Results from a phase 3, randomized, placebo-controlled trial supported the safe use of tralokinumab for the treatment of moderate-to-severe atopic dermatitis (AD) among adolescents, according to study findings published in JAMA Dermatology.
Researchers conducted the phase 3, randomized, placebo-controlled ECZTRA 6 (ClinicalTrials.gov Identifier: NCT03526861) trial to evaluate the safety, tolerability, and efficacy of tralokinumab among adolescents aged 12 to 17 years. Patients (N=289) with moderate-to-severe AD were recruited at 72 centers in 10 countries and randomly assigned in a 1:1:1 ratio to receive tralokinumab 150 mg (n=98), tralokinumab 300 mg (n=97), or placebo (n=94) every 2 weeks for 16 weeks. All participants received a loading dose that was double the allocated intervention dosage.

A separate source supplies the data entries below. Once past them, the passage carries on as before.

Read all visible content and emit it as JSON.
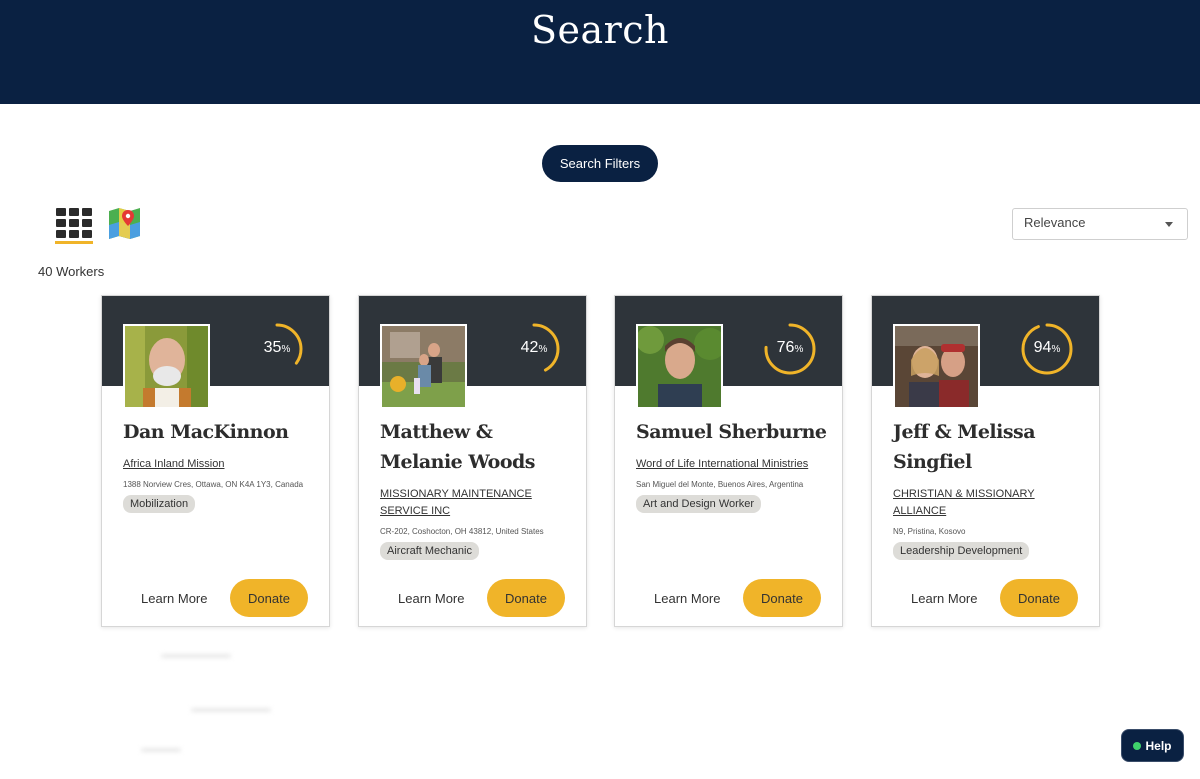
{
  "header": {
    "title": "Search"
  },
  "filters_button": "Search Filters",
  "view_toggle": {
    "grid_icon": "grid-icon",
    "map_icon": "map-icon"
  },
  "sort": {
    "selected": "Relevance"
  },
  "results_count": "40 Workers",
  "cards": [
    {
      "name": "Dan MacKinnon",
      "org": "Africa Inland Mission",
      "address": "1388 Norview Cres, Ottawa, ON K4A 1Y3, Canada",
      "tag": "Mobilization",
      "percent": 35,
      "percent_label": "35",
      "learn_more": "Learn More",
      "donate": "Donate"
    },
    {
      "name": "Matthew & Melanie Woods",
      "org": "MISSIONARY MAINTENANCE SERVICE INC",
      "address": "CR-202, Coshocton, OH 43812, United States",
      "tag": "Aircraft Mechanic",
      "percent": 42,
      "percent_label": "42",
      "learn_more": "Learn More",
      "donate": "Donate"
    },
    {
      "name": "Samuel Sherburne",
      "org": "Word of Life International Ministries",
      "address": "San Miguel del Monte, Buenos Aires, Argentina",
      "tag": "Art and Design Worker",
      "percent": 76,
      "percent_label": "76",
      "learn_more": "Learn More",
      "donate": "Donate"
    },
    {
      "name": "Jeff & Melissa Singfiel",
      "org": "CHRISTIAN & MISSIONARY ALLIANCE",
      "address": "N9, Pristina, Kosovo",
      "tag": "Leadership Development",
      "percent": 94,
      "percent_label": "94",
      "learn_more": "Learn More",
      "donate": "Donate"
    }
  ],
  "percent_symbol": "%",
  "help_button": "Help",
  "colors": {
    "navy": "#0a2142",
    "band": "#2e343a",
    "accent": "#f0b429",
    "help_dot": "#3fd26b"
  }
}
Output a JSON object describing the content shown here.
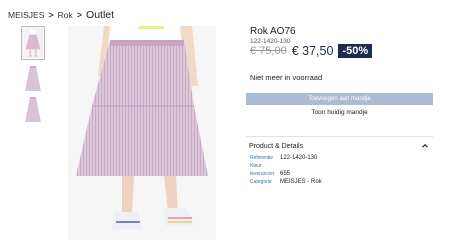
{
  "breadcrumb": {
    "items": [
      "MEISJES",
      "Rok"
    ],
    "separator": ">",
    "current": "Outlet"
  },
  "gallery": {
    "thumbnails": [
      {
        "name": "thumbnail-1",
        "active": true
      },
      {
        "name": "thumbnail-2",
        "active": false
      },
      {
        "name": "thumbnail-3",
        "active": false
      }
    ]
  },
  "product": {
    "title": "Rok AO76",
    "sku": "122-1420-130",
    "price_old": "€ 75,00",
    "price_new": "€ 37,50",
    "discount": "-50%",
    "stock_status": "Niet meer in voorraad",
    "add_to_cart_label": "Toevoegen aan mandje",
    "view_cart_label": "Toon huidig mandje"
  },
  "details": {
    "title": "Product & Details",
    "rows": [
      {
        "label": "Referentie",
        "value": "122-1420-130"
      },
      {
        "label": "Kleur",
        "value": ""
      },
      {
        "label": "leverancier",
        "value": "655"
      },
      {
        "label": "Categorie",
        "value": "MEISJES - Rok"
      }
    ]
  },
  "colors": {
    "accent": "#1f2b4d",
    "button_disabled": "#a9bcd4",
    "link_label": "#3c6eb4",
    "skirt": "#d6bcd2"
  }
}
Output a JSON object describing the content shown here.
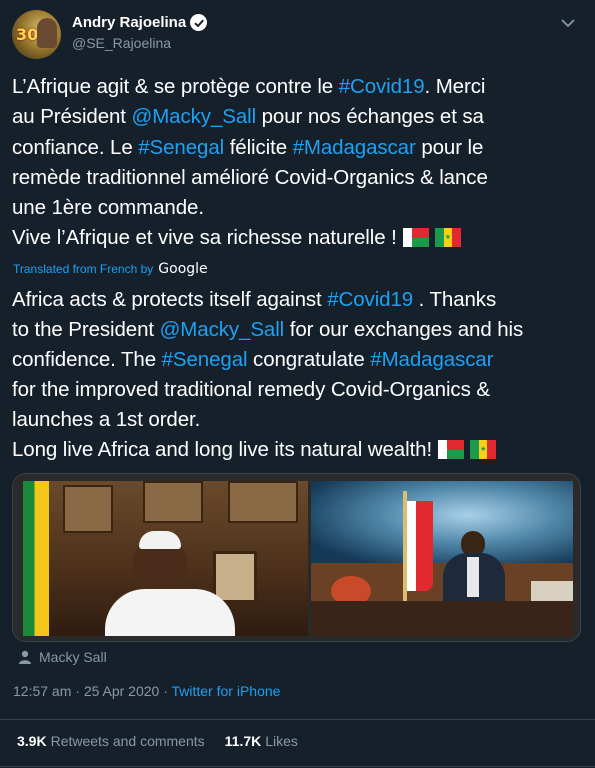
{
  "author": {
    "name": "Andry Rajoelina",
    "handle": "@SE_Rajoelina",
    "avatar_text": "30"
  },
  "tweet": {
    "lines": [
      [
        {
          "t": "L’Afrique agit & se protège contre le ",
          "link": false
        },
        {
          "t": "#Covid19",
          "link": true
        },
        {
          "t": ". Merci",
          "link": false
        }
      ],
      [
        {
          "t": "au Président ",
          "link": false
        },
        {
          "t": "@Macky_Sall",
          "link": true
        },
        {
          "t": " pour nos échanges et sa",
          "link": false
        }
      ],
      [
        {
          "t": "confiance. Le ",
          "link": false
        },
        {
          "t": "#Senegal",
          "link": true
        },
        {
          "t": " félicite ",
          "link": false
        },
        {
          "t": "#Madagascar",
          "link": true
        },
        {
          "t": " pour le",
          "link": false
        }
      ],
      [
        {
          "t": "remède traditionnel amélioré Covid-Organics & lance",
          "link": false
        }
      ],
      [
        {
          "t": "une 1ère commande.",
          "link": false
        }
      ],
      [
        {
          "t": "Vive l’Afrique et vive sa richesse naturelle !",
          "link": false
        }
      ]
    ]
  },
  "translation_label": "Translated from French by",
  "translation_provider": "Google",
  "translation": {
    "lines": [
      [
        {
          "t": "Africa acts & protects itself against ",
          "link": false
        },
        {
          "t": "#Covid19",
          "link": true
        },
        {
          "t": " . Thanks",
          "link": false
        }
      ],
      [
        {
          "t": "to the President ",
          "link": false
        },
        {
          "t": "@Macky_Sall",
          "link": true
        },
        {
          "t": " for our exchanges and his",
          "link": false
        }
      ],
      [
        {
          "t": "confidence. The ",
          "link": false
        },
        {
          "t": "#Senegal",
          "link": true
        },
        {
          "t": " congratulate ",
          "link": false
        },
        {
          "t": "#Madagascar",
          "link": true
        }
      ],
      [
        {
          "t": "for the improved traditional remedy Covid-Organics &",
          "link": false
        }
      ],
      [
        {
          "t": "launches a 1st order.",
          "link": false
        }
      ],
      [
        {
          "t": " Long live Africa and long live its natural wealth!",
          "link": false
        }
      ]
    ]
  },
  "tagged_user": "Macky Sall",
  "timestamp": "12:57 am · 25 Apr 2020 ·",
  "source": "Twitter for iPhone",
  "stats": {
    "retweets_count": "3.9K",
    "retweets_label": "Retweets and comments",
    "likes_count": "11.7K",
    "likes_label": "Likes"
  },
  "colors": {
    "background": "#15202b",
    "link": "#1da1f2",
    "secondary_text": "#8899a6",
    "divider": "#38444d"
  },
  "icons": [
    "verified-badge-icon",
    "chevron-down-icon",
    "person-icon",
    "madagascar-flag-icon",
    "senegal-flag-icon",
    "google-logo"
  ]
}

The subset of participants who responded to treatment at week 16 and did not require rescue medication after week 2 (n=50) were randomly assigned again in a 1:1 ratio to receive maintenance therapy with their original treatment and dosage every 2 or 4 weeks until week 52. All nonresponders or those who lost response received open-label tralokinumab 300 mg every 2 weeks. The primary outcome was treatment response, which was defined as a 75% or greater improvement in Eczema Area and Severity Index (EASI) score and/or achieving an Investigator’s Global Assessment (IGA) score of 0 or 1.
The study population comprised adolescents with a median age of 15.0 (IQR, 13.0-16.0) years, and 51.6% were boys. They had an AD duration of 13.0 (IQR, 11.0-15.0) years, 44.6% had 3 comorbid atopic diseases, they had a median EASI score of 28.0 (IQR, 21.1-38.1) points, and 46.7% had an IGA score of 4.
More participants who achieved an IGA score of 0 or 1 at week 16 without rescue received tralokinumab 150 mg (21.4%; P <.001) or tralokinumab 300 mg (17.5%; P =.002) compared with placebo (4.3%). Similarly, more tralokinumab 150 mg (adjusted difference, 22.5%; P <.001) and tralokinumab 300 mg (adjusted difference, 22.0%; P <.001) tralokinumab recipients achieved a 75% improvement in EASI scores compared with placebo.
After the maintenance period at week 52, 62.9% and 53.2% of tralokinumab recipients maintained their IGA response and EASI response without rescue, respectively.
A total of 214 participants were transferred to open-label high-dose tralokinumab. At week 52, 35.4% of those who switched from tralokinumab 150 mg, 31.4% who were switched from tralokinumab 300 mg, and 27.8% who were switched from placebo achieved IGA response and 63.1%, 52.9%, and 65.8% achieved EASI response, respectively.
The tralokinumab intervention was also associated with significant improvements to itch, sleep, anxiety, depression, and quality of life outcomes.
Adverse events were reported by 67.3% to 64.9% of tralokinumab recipients compared with 61.7% of placebo recipients. Most events were of mild or moderate severity. One patient withdrew from the 150 mg tralokinumab group due to an adverse event.
This study may have been limited by not including a placebo group during the maintenance phase.
The study authors conclude, “[T]ralokinumab monotherapy was effective and had a favorable benefit-to-risk profile in adolescents with moderate to severe AD over 52 weeks.”
Disclosures: This research was supported by LEO Pharma. Some study authors declared affiliations with biotech, pharmaceutical, and/or device companies. Please see the original reference for a full list of disclosures.
This article originally appeared on Dermatology Advisor
Paller AS, Flohr C, Cork M, et al. Efficacy and safety of tralokinumab in adolescents with moderate to severe atopic dermatitis the phase 3 ECZTRA 6 randomized clinical trial. JAMA Dermatol. 2023;e230627. doi:10.1001/jamadermatol.2023.0627